Thursday, November 29, 2012

Turkeys, turkeys everywhere

I am in the process of boiling my third turkey skeleton in three weeks.  It is being boiled for ninety minutes, with onions, garlic, and celery added.  When it's done and has cooled off enough for me to handle, I will spend a half-hour more picking the tidbits of meat off the bones and discarding the bones and skin.  I always get at least two cups of meat off the bones that most people would throw away.  
Once I strain the broth and have collected the meat, I put the meat in the broth and either make soup right then, or freeze it for later.  Today's batch will go in the freezer; once you have this part done, it's an easy matter to make turkey soup on some future day when you want a quick meal:  Just set it on a burner to thaw and heat up, chop a few veggies, toss in some seasonings and cook for thirty minutes, and viola! it's done.  
This particular turkey carcass was given to me by my ex-daughter-in-law.  A couple of weeks ago, a local friend I used to work with drove over with what was left of a turkey she cooked.  Yes, friends and neighbors, I have been known to take donations.  
I made soup from our Thanksgiving turkey on Tuesday, the day I was so worn out from trudging over hill and dale checking on the cow and her calf.  It was the easiest thing I could think of, since the broth was all prepared in the freezer.  I made such a big batch, I sent half of it to my daughter's family; Cliff and I ate it for two days straight.  
I have shared my Better Homes and Gardens recipe before, but here it is again.  The three vegetables I use are carrots, onion, and celery, because they are ones I always have on hand.  I add the meat to the broth at the same time I put in the veggies, although the recipe says to add it last.  After all, it boiled for an hour and a half earlier, so what is another half-hour going to hurt?

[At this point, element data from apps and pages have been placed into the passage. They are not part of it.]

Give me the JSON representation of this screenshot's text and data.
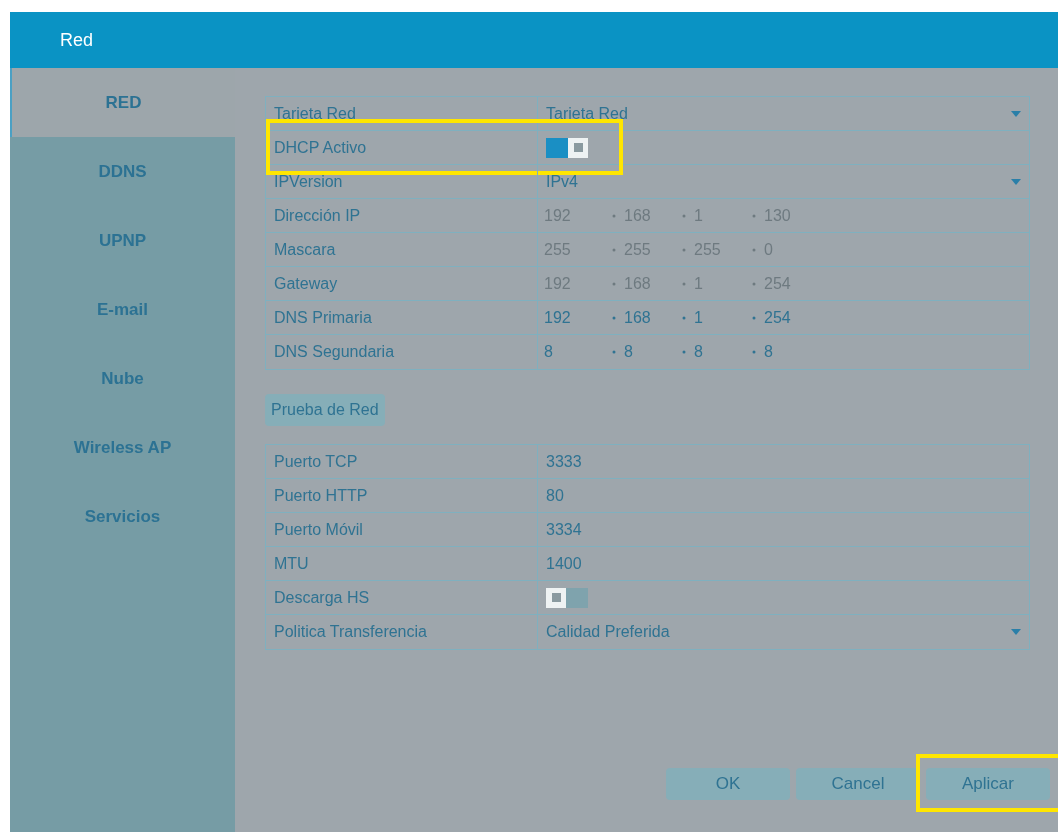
{
  "window": {
    "title": "Red"
  },
  "sidebar": {
    "items": [
      {
        "label": "RED",
        "selected": true
      },
      {
        "label": "DDNS",
        "selected": false
      },
      {
        "label": "UPNP",
        "selected": false
      },
      {
        "label": "E-mail",
        "selected": false
      },
      {
        "label": "Nube",
        "selected": false
      },
      {
        "label": "Wireless AP",
        "selected": false
      },
      {
        "label": "Servicios",
        "selected": false
      }
    ]
  },
  "network_table": [
    {
      "kind": "select",
      "label": "Tarjeta Red",
      "value": "Tarjeta Red",
      "highlighted": false
    },
    {
      "kind": "toggle",
      "label": "DHCP Activo",
      "on": true,
      "highlighted": true
    },
    {
      "kind": "select",
      "label": "IPVersion",
      "value": "IPv4",
      "highlighted": false
    },
    {
      "kind": "ip",
      "label": "Dirección IP",
      "segments": [
        "192",
        "168",
        "1",
        "130"
      ],
      "disabled": true,
      "highlighted": false
    },
    {
      "kind": "ip",
      "label": "Mascara",
      "segments": [
        "255",
        "255",
        "255",
        "0"
      ],
      "disabled": true,
      "highlighted": false
    },
    {
      "kind": "ip",
      "label": "Gateway",
      "segments": [
        "192",
        "168",
        "1",
        "254"
      ],
      "disabled": true,
      "highlighted": false
    },
    {
      "kind": "ip",
      "label": "DNS Primaria",
      "segments": [
        "192",
        "168",
        "1",
        "254"
      ],
      "disabled": false,
      "highlighted": false
    },
    {
      "kind": "ip",
      "label": "DNS Segundaria",
      "segments": [
        "8",
        "8",
        "8",
        "8"
      ],
      "disabled": false,
      "highlighted": false
    }
  ],
  "test_button": "Prueba de Red",
  "ports_table": [
    {
      "kind": "text",
      "label": "Puerto TCP",
      "value": "3333",
      "highlighted": false
    },
    {
      "kind": "text",
      "label": "Puerto HTTP",
      "value": "80",
      "highlighted": false
    },
    {
      "kind": "text",
      "label": "Puerto Móvil",
      "value": "3334",
      "highlighted": false
    },
    {
      "kind": "text",
      "label": "MTU",
      "value": "1400",
      "highlighted": false
    },
    {
      "kind": "toggle",
      "label": "Descarga HS",
      "on": false,
      "highlighted": false
    },
    {
      "kind": "select",
      "label": "Politica Transferencia",
      "value": "Calidad Preferida",
      "highlighted": false
    }
  ],
  "buttons": [
    {
      "label": "OK",
      "highlighted": false
    },
    {
      "label": "Cancel",
      "highlighted": false
    },
    {
      "label": "Aplicar",
      "highlighted": true
    }
  ]
}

  • 1
    meaty turkey frame
  • 8
    cups water
  • 1
    large onion, quartered
  • 1/2
    teaspoon garlic salt
  • Chopped cooked turkey, optional
  • 1
    16 ounce can tomatoes, cut up
  • 1
    tablespoon instant chicken bouillon granules
  • 1 1/2
    teaspoons dried oregano, basil, marjoram, or thyme, crushed
  • 1/4
    teaspoon pepper
  • 3
    cups (any combination) sliced celery, carrots, parsnips, or mushrooms; chopped onion or rutabagas; or broccoli or cauliflower flowerets
  • 1 1/2
    cups medium noodles
    1.Break turkey frame or cut in half with kitchen shears. Place in a large Dutch oven or kettle. Add water, onion, and garlic salt. Bring to boiling; reduce heat. Cover and simmer for 1-1/2 hours.
    2.Remove turkey frame. When cool enough to handle, cut meat off bones; coarsely chop. If desired, add more cooked turkey meat (enough to equal about 2 cups total). Set meat aside. Discard bones.
    3.Strain broth; discard solids. Return broth to Dutch oven. Stir in undrained tomatoes, bouillon granules, herb, and pepper. Stir in vegetables. Return to boiling; reduce heat. Cover; simmer for 15 minutes.
    4.Stir in noodles. Cover and simmer for 8 to 10 minutes more or until noodles are done and vegetables are crisp-tender. Stir in cooked turkey; heat through. Serve immediately. Makes 6 main-dish servings.
    Make-Ahead Tip::
    5.For individual servings, prepare soup and freeze in 1-1/2-cup freezer containers, leaving a half-inch head space. Seal, label, and freeze up to 1 month. To serve, transfer 1 portion of frozen mixture to a small saucepan. Cover and cook over medium heat for 15 to 20 minutes or until heated through, stirring occasionally.
    nutrition facts (Turkey Frame Soup)
    • Servings Per Recipe 6,
    • cal. (kcal) 260,
    • Fat, total (g) 6,
    • chol. (mg) 75,
    • sat. fat (g) 2,
    • carb. (g) 31,
    • fiber (g) 3,
    • pro. (g) 20,
    • vit. A (RE) 93,
    • vit. C (mg) 17,
    • sodium (mg) 848,
    • calcium (mg) 81,
    • iron (mg) 4,
    • Percent Daily Values are based on a 2,000 calorie diet


Margaret said...

I love soup this time of year. Very comforting. I wish you could send me some.

I'm mostly known as 'MA' said...

How lucky can you get? 3 turkeys to make soup with sounds wonderful. I have my leftover turkey in the freezer and need to get it out soon to make soup. It does sound good.

darev2005 said...

Turkey frame...

Hee hee hee!